She can see the pain on Judd’s face as he comes to the realisation that he isn’t the fittest person when it comes to surviving in the drugs world. He never could be. He has morals and convictions that he stands by. The people that he’s up against don’t.
Judd realises that Connie might be right. He also realises that Reece was trying to tell him the same thing, he just doesn’t have the ability with words that Connie has. She’s told him in frank, brutal terms, how his world really works, the way that it always has worked. Judd realises that he’s been deluding himself. He’s been trying to change things to work around him but everyone else just wants to keep things the way that they are. If things had changed Judd would be the strongest in that world. But his world is the same as it has ever been. It is dog eat dog, survival of the fittest. He wants to say that he is the fittest. But he knows that he can’t say that. He isn’t the fittest, he never really has been. He might talk a good talk and walk a good walk but at the end of the day, Judd knows that he won’t make the decisions that could hurt other people.

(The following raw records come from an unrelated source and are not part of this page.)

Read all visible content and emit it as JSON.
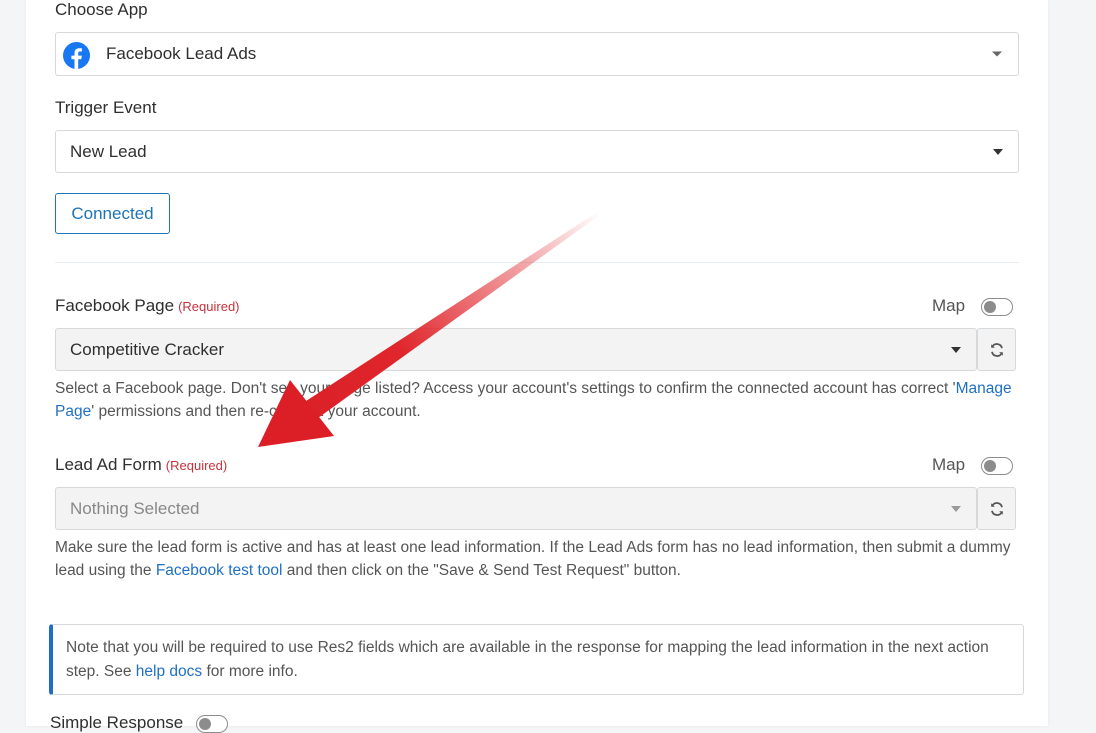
{
  "choose_app": {
    "label": "Choose App",
    "value": "Facebook Lead Ads",
    "icon": "facebook-icon"
  },
  "trigger_event": {
    "label": "Trigger Event",
    "value": "New Lead"
  },
  "connected_button": {
    "label": "Connected"
  },
  "facebook_page": {
    "label": "Facebook Page",
    "required": "(Required)",
    "map_label": "Map",
    "value": "Competitive Cracker",
    "help_part1": "Select a Facebook page. Don't see your Page listed? Access your account's settings to confirm the connected account has correct '",
    "help_link": "Manage Page",
    "help_part2": "' permissions and then re-connect your account."
  },
  "lead_ad_form": {
    "label": "Lead Ad Form",
    "required": "(Required)",
    "map_label": "Map",
    "placeholder": "Nothing Selected",
    "help_part1": "Make sure the lead form is active and has at least one lead information. If the Lead Ads form has no lead information, then submit a dummy lead using the ",
    "help_link": "Facebook test tool",
    "help_part2": " and then click on the \"Save & Send Test Request\" button."
  },
  "note": {
    "text_part1": "Note that you will be required to use Res2 fields which are available in the response for mapping the lead information in the next action step. See ",
    "link": "help docs",
    "text_part2": " for more info."
  },
  "simple_response": {
    "label": "Simple Response"
  },
  "colors": {
    "accent": "#1f73b7",
    "required": "#c8323b",
    "link": "#1f6fc5",
    "arrow": "#e0262c",
    "facebook": "#1877f2"
  }
}
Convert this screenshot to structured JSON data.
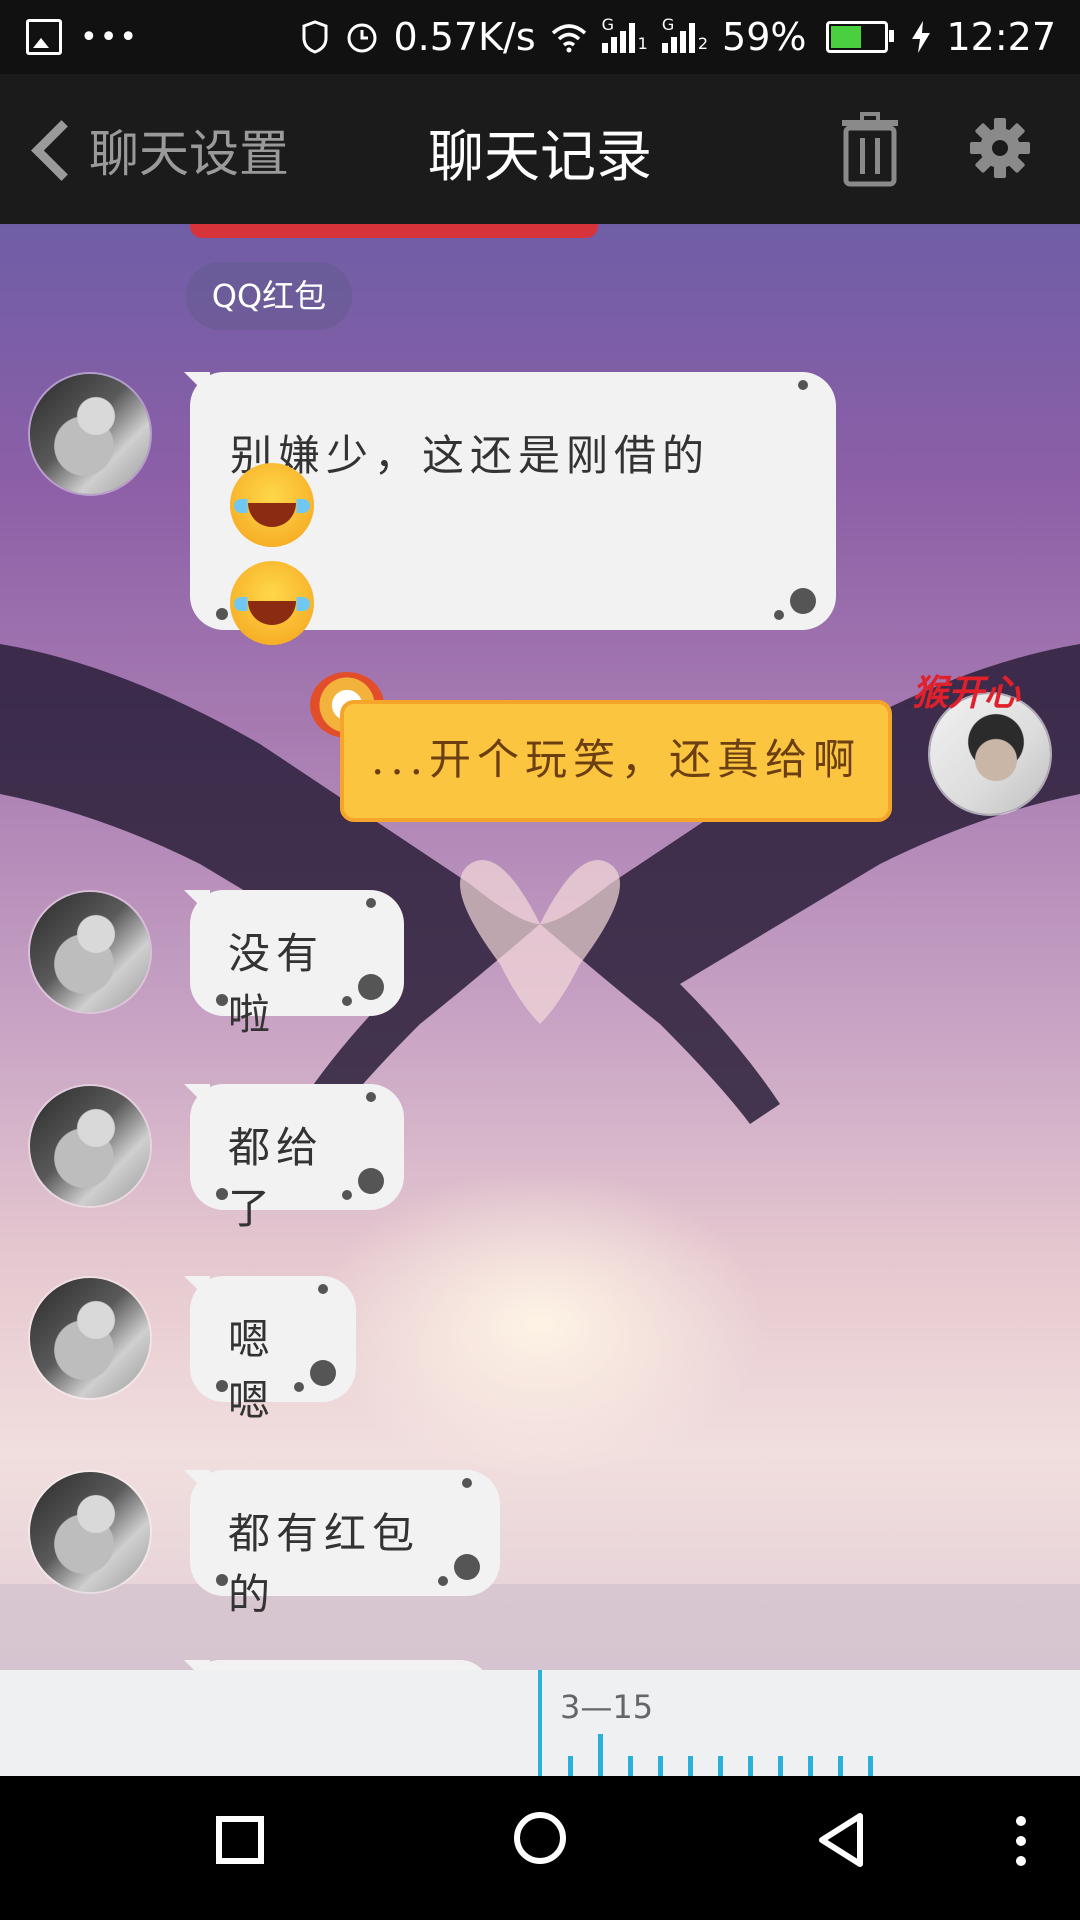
{
  "status_bar": {
    "net_speed": "0.57K/s",
    "battery": "59%",
    "battery_level": 0.59,
    "time": "12:27",
    "sim1_label": "G",
    "sim2_label": "G",
    "sim1_index": "1",
    "sim2_index": "2"
  },
  "header": {
    "back_label": "聊天设置",
    "title": "聊天记录"
  },
  "chat": {
    "red_packet_label": "QQ红包",
    "messages": [
      {
        "text": "别嫌少，这还是刚借的"
      },
      {
        "text": "...开个玩笑，还真给啊"
      },
      {
        "text": "没有啦"
      },
      {
        "text": "都给了"
      },
      {
        "text": "嗯嗯"
      },
      {
        "text": "都有红包的"
      }
    ],
    "my_avatar_badge": "猴开心"
  },
  "timeline": {
    "date": "3—15"
  },
  "colors": {
    "accent": "#2bb0d9",
    "yellow_bubble": "#fcc53f",
    "header_bg": "#1b1b1b"
  }
}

He isn’t cut the same way as Obo or even Charlie. He doesn’t have that streak of ruthlessness and cruelty that everyone else seems to have.

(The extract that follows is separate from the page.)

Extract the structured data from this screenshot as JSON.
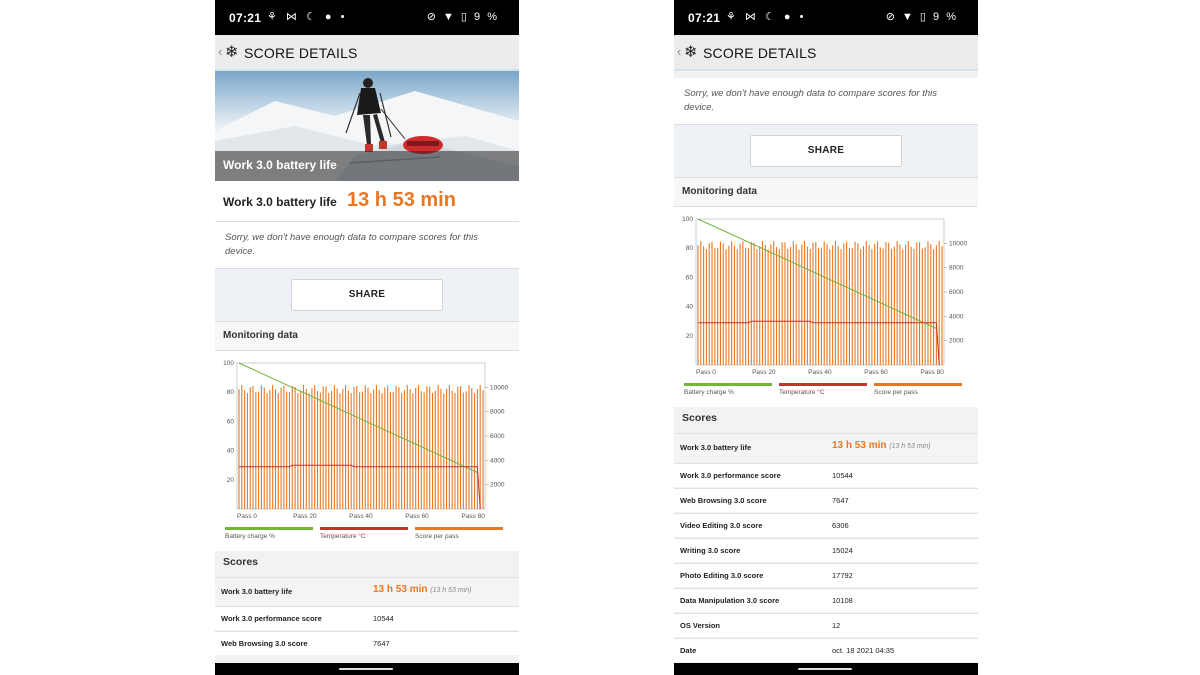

It is in him to care about people. His dad taught him to believe that. It’s why he has so many rules, to make sure that as few people get hurt as possible. It keeps him safe too, him and his operation. But it could never have lasted forever because Judd won’t, can’t take those actions that he knows are wrong. He won’t step over the line that could make him a murderer and a monster.
Judd sighs heavily, realising that maybe, he might need to follow Reece’s advice. And his dad’s advice. It’s going to hurt, it’s going to be hard but it’s something that he needs to do. He looks at his watch.
“I have to go,” he says to Connie. He rises to his feet.
“But Judd…” Connie says. She stands beside him and puts a small hand on his wrist, “Judd, you’ve not answered my question.”
“I will,” he says. “I’ve just got something important I have to do at half twelve. I’ll give you my answer, I promise,”
Then he turns away and walks out of the door. Connie follows him quietly, not saying a word. Judd pauses and turns at the doorway. He looks at her and gently reaches up to stroke her cheek. He leans forward and softly kisses it.
“Thank you,” he whispers.
His lips close on hers for a fleeting moment and then he turns and walks away. Connie watches him go and can’t help but wonder if she’ll see him again.